Strike A Chord: Addiction #4 - Crisis and Stigma
Image: Wikimedia Commons
175 people a day die of drug overdose in America. More than gun deaths and car accidents combined. Our Strike A Chord series this week is looking at the addictions that underpin these deaths.
Liz Evans is the executive director of the Corner Project, a needle exchange and harm reduction center in Washington Heights, at the northern tip of Manhattan. All she wants to do is keep people from dying. For her that means reducing the stigma surrounding substance use and focusing on keeping people from lethal situations.
"I think harm reduction is a way to engage people that are not in treatment and, if you think about it in the sense that any given moment in time, probably somewhere between 5 and 15 percent of all active drug users, are actually engaged in an abstinence based treatment program That means minimally, 85 percent of drug users are not."
That’s where Liz’s organization can help. In addition to focusing on keeping users from sharing needles and infections, the Corner Project also counsels their clients to manage their addiction offering tips like, doing a test shot to gauge the strength of what they have, or always telling someone they are going to use. It may seem like enabling drug use, but Liz is adamant that its those attitudes that are driving the addictions out of sight and leading to more deaths.
"Like you know the old ads about your brain on crack and that kind of thing where we really literally believe that, once a person has used that drug, the chemically so hooked there, almost not a person anymore and to me I, think the great tragedy of believing that is, it's allowed us to look at anybody who has an active substance use at that's defined as problematic, which means it so out of control that their lives to sort of become really marginalized."
Dr. Daliah Heller is an investigator at the CUNY institute of implementation Science on Population Health and also ran a needle exchange in the South Bronx in the 90's.
"We don't all have the privilege of aging out of addiction and still having everything in our life intact.
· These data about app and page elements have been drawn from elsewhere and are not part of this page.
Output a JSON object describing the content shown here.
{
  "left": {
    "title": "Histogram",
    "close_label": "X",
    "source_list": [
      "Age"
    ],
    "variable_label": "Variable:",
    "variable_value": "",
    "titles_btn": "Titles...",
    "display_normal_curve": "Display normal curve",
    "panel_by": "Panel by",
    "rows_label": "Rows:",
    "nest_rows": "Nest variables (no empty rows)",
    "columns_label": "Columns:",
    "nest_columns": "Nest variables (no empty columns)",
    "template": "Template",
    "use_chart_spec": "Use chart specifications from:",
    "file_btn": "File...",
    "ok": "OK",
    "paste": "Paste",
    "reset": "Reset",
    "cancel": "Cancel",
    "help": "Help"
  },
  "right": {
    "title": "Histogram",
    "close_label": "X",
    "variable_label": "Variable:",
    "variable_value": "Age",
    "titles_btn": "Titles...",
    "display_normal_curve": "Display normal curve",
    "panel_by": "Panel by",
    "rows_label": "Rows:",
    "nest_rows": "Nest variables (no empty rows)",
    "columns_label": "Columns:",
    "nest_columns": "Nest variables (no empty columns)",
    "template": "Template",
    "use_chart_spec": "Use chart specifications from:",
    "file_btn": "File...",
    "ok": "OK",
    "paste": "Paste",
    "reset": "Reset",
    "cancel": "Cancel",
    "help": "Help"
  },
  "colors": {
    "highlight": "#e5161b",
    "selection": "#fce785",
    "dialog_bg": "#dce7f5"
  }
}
You know our apartment, our job, our education, and our friends, our family.
And, she says, this cuts across so many lines of class, income, are and geography, but it all comes down to supporting a person in a challenging place.
Or as Liz Evans puts it, "We don't want to lose people and we don't want them to die."